The kids are dropped into foreign territory, and the rules seem to change as the games go on.

Watching the film, I couldn’t help but think of Albany, and redistricting. And Senators Toby Ann Stavisky and Tony Avella.

Okay, that sounds like a stretch. And my 16-year-old daughter told me I’d better not interrupt her with political analysis unless I wanted to be tossed out of the theater.

But think about it. Every 10 years Albany takes the electoral lines, throws them up in the air, and gerrymanders its level best.

This time around, Stavisky has had her district reshuffled. She is now in different territory, and if she wants to survive, she will have to battle to the death with Tony Avella. Hey, I could be a scriptwriter! The movie could be called, “The Redistricting Games.”

There are a few problems with the plot. Stavisky might go fight elsewhere, in a different district. Or she could just retire, but she says she won’t.

Avella is ready for battle, and confident of victory.

Then there is the NY 6th Congressional, another product of “The Redistricting Games,” brought to you by a federal judge.
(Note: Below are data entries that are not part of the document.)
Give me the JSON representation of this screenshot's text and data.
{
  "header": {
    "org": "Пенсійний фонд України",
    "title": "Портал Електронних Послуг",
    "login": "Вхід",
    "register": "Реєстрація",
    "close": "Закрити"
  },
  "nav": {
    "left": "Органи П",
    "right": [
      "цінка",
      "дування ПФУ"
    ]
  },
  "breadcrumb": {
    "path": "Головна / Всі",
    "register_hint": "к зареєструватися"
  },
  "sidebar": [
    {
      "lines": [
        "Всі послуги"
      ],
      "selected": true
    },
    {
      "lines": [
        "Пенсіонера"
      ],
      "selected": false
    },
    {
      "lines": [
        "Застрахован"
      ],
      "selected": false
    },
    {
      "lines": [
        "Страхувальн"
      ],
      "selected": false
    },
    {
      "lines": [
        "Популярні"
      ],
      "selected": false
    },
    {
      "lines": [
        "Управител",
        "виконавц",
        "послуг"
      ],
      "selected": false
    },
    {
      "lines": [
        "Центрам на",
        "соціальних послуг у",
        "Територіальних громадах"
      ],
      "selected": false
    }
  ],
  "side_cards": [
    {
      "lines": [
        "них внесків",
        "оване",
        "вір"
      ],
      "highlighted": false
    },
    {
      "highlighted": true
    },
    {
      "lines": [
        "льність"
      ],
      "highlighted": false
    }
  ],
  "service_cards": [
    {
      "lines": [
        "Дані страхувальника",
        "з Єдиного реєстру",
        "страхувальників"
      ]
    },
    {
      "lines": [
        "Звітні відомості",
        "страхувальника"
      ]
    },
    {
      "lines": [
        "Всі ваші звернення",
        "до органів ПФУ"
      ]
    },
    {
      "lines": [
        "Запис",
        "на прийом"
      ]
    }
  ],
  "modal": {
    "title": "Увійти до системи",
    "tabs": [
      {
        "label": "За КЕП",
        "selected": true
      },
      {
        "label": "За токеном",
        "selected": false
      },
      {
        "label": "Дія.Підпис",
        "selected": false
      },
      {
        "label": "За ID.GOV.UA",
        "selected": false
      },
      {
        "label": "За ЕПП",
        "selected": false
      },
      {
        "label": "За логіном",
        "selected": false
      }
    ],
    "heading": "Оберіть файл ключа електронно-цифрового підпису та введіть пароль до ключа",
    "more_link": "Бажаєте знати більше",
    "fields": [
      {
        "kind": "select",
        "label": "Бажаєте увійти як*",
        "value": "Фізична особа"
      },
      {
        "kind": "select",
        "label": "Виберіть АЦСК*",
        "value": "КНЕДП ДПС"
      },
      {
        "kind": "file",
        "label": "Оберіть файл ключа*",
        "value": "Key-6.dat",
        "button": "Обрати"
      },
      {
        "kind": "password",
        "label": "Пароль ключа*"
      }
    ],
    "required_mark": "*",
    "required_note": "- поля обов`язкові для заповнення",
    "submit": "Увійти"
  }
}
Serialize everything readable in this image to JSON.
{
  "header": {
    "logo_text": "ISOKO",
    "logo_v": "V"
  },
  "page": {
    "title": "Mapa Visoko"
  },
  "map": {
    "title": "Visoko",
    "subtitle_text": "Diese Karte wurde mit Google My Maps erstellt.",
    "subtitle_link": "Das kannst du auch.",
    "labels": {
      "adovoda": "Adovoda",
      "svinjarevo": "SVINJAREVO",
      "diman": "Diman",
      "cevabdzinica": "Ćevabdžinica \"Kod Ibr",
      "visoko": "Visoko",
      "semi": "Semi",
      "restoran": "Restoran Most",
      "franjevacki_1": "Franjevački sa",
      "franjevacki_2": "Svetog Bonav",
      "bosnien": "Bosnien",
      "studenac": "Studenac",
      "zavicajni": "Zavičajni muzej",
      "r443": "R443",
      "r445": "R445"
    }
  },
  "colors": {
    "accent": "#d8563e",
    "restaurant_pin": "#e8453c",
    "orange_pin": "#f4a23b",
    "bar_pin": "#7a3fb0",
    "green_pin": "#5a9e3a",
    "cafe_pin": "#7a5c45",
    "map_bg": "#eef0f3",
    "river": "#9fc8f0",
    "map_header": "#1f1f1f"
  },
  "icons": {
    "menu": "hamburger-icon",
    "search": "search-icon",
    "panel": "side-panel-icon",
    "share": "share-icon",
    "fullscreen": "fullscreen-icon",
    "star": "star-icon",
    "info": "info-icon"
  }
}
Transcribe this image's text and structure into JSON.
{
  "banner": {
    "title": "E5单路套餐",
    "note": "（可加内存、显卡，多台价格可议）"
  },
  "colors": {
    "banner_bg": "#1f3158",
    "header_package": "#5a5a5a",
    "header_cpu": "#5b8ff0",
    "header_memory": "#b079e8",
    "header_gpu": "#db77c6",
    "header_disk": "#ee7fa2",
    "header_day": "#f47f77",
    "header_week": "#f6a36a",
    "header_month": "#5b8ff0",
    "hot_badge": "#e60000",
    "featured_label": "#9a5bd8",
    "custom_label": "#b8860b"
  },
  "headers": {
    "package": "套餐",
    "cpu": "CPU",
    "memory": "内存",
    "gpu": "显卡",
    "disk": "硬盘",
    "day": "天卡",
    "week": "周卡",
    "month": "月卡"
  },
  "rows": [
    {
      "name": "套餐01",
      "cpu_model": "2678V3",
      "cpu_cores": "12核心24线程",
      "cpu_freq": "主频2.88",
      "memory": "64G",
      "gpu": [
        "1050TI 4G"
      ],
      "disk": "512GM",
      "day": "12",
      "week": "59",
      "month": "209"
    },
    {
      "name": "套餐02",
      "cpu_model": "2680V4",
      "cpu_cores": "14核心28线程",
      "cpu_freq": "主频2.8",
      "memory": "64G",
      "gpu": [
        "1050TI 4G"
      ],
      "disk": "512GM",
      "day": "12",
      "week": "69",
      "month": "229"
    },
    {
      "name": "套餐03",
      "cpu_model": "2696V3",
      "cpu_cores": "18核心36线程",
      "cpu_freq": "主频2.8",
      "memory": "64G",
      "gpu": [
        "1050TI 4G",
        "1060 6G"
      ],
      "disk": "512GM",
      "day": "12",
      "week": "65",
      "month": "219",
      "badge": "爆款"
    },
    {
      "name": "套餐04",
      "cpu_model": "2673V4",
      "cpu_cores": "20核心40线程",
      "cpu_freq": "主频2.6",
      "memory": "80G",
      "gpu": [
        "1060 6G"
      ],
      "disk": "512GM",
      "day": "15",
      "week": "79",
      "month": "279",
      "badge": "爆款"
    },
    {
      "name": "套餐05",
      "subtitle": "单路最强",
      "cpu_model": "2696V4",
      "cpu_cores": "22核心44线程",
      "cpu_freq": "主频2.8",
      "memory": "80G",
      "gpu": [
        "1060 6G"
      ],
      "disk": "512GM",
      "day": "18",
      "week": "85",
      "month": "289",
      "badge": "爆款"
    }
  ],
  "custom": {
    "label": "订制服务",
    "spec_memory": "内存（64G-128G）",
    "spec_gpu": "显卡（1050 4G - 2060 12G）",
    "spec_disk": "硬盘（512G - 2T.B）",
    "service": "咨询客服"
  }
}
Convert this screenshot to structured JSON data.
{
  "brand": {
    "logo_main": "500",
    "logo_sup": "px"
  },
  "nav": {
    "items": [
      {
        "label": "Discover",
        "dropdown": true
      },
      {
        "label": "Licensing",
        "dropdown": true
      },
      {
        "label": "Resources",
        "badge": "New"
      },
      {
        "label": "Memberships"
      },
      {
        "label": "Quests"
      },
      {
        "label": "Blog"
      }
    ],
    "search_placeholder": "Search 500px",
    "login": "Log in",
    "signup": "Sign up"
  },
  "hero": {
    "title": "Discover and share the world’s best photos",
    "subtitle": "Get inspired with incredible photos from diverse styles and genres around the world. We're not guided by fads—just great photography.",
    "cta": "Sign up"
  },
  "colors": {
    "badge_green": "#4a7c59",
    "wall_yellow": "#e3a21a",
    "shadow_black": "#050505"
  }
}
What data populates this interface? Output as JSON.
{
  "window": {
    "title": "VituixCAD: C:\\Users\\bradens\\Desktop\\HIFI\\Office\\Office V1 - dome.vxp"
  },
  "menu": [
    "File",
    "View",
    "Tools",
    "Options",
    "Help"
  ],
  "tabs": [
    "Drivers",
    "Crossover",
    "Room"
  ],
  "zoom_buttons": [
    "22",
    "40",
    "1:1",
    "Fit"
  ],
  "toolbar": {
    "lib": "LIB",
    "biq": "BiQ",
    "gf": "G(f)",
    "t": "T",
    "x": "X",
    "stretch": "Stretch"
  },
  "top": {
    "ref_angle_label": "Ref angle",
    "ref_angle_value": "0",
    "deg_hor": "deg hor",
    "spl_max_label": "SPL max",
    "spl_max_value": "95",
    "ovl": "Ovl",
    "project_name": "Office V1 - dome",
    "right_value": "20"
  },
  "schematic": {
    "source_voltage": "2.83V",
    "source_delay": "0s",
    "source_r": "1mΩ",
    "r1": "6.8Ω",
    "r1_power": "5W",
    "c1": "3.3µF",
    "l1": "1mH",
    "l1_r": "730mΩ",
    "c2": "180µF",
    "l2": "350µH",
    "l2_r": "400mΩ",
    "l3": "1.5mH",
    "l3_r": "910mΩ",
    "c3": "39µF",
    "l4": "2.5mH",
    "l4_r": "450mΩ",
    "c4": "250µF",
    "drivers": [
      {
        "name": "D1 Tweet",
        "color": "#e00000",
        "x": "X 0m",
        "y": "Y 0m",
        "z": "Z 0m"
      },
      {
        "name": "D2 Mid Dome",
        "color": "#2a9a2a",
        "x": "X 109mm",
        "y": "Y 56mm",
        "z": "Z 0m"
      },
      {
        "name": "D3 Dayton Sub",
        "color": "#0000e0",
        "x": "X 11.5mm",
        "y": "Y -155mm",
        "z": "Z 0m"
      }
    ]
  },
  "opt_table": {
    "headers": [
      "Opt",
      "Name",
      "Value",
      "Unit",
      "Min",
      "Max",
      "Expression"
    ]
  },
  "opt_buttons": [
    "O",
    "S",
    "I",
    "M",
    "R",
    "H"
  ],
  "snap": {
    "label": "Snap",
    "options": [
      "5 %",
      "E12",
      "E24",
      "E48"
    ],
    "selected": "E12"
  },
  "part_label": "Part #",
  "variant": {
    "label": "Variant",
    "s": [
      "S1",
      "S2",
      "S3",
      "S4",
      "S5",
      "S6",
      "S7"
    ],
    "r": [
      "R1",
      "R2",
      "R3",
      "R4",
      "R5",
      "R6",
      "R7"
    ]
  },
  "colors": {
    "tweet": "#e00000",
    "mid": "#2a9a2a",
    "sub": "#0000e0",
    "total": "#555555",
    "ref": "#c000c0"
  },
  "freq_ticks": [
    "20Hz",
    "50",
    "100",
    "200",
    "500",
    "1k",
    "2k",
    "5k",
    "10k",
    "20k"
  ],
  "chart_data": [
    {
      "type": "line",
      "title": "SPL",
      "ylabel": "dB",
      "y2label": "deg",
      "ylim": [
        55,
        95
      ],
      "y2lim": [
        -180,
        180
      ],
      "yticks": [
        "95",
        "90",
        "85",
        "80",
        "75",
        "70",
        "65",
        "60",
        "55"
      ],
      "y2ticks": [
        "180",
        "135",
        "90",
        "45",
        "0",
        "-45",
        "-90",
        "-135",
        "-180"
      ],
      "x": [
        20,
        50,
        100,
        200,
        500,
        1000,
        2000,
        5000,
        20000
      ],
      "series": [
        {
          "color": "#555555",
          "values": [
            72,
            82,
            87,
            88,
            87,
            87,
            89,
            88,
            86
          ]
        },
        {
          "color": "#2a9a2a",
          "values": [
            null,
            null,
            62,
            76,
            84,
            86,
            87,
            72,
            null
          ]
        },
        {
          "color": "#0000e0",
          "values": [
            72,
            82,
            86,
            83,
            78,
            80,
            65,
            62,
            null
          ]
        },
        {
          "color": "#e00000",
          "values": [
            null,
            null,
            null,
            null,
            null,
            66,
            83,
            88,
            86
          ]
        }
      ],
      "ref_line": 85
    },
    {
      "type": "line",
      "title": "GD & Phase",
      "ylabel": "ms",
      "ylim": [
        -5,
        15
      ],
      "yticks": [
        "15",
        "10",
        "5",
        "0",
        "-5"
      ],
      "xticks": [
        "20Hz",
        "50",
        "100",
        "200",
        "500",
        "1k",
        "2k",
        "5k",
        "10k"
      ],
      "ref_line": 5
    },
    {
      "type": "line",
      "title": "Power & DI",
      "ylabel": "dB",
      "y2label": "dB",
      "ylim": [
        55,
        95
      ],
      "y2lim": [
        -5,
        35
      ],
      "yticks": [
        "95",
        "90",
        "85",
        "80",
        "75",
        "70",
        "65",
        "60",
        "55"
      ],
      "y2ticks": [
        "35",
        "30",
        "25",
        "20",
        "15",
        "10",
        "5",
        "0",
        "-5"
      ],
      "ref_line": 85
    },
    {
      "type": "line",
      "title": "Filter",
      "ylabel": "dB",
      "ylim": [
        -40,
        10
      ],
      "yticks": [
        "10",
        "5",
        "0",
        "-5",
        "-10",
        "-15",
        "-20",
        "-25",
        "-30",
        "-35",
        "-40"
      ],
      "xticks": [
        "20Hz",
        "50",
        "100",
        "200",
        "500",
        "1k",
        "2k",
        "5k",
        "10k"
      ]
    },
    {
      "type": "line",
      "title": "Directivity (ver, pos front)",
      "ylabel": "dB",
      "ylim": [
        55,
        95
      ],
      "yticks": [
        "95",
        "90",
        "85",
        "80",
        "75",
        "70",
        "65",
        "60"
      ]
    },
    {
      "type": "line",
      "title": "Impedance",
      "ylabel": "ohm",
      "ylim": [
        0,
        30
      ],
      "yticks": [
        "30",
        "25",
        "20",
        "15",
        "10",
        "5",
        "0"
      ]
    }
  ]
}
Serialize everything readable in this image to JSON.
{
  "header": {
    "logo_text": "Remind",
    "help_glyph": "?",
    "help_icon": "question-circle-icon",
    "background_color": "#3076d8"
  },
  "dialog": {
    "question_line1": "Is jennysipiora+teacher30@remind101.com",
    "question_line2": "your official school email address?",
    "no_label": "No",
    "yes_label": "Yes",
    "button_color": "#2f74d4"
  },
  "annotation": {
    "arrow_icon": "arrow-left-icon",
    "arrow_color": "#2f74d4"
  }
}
Assemblymembers Grace Meng and Rory Lancman and Councilmember Liz Crowley will have their own fight that will last until June 26, when Democrats hold their primary.

But wait, there’s more! That’s because Republican Dan Halloran has thrown his hat in the ring (did I really just use that cliche?). Halloran is a proven winner in previous brutal games, having beaten Kevin Kim in a Council race where the mud was flying from start to finish.

The 6th Congressional is more than 37 percent Asian-American, but Halloran says, “It’s high-time we all started asking the question, ‘Who’s going to make the best representative, not whether the candidate is Jewish or Catholic or White or Asian.’” But then again, this is Queens, the most diverse borough in the nation.

In “The Hunger Games,” the evil leader of the authoritarian world is played by Donald Sutherland. He tries to fix the games to insure that none of his “districts” rebel.

In my script, the good leader is played by, uh, Governor Andrew Cuomo. He tries to make “The Redistricting Games” as fair as possible, and threatens to veto any bill that will do otherwise. In the end, he fails, but promises that, thanks to his wheeling and dealing, things will be different in 10 years. Good, plenty of time for sequels!

For now though, let “The Redistricting Games” begin. And, as they say in the movie, “May the odds be ever in your favor.”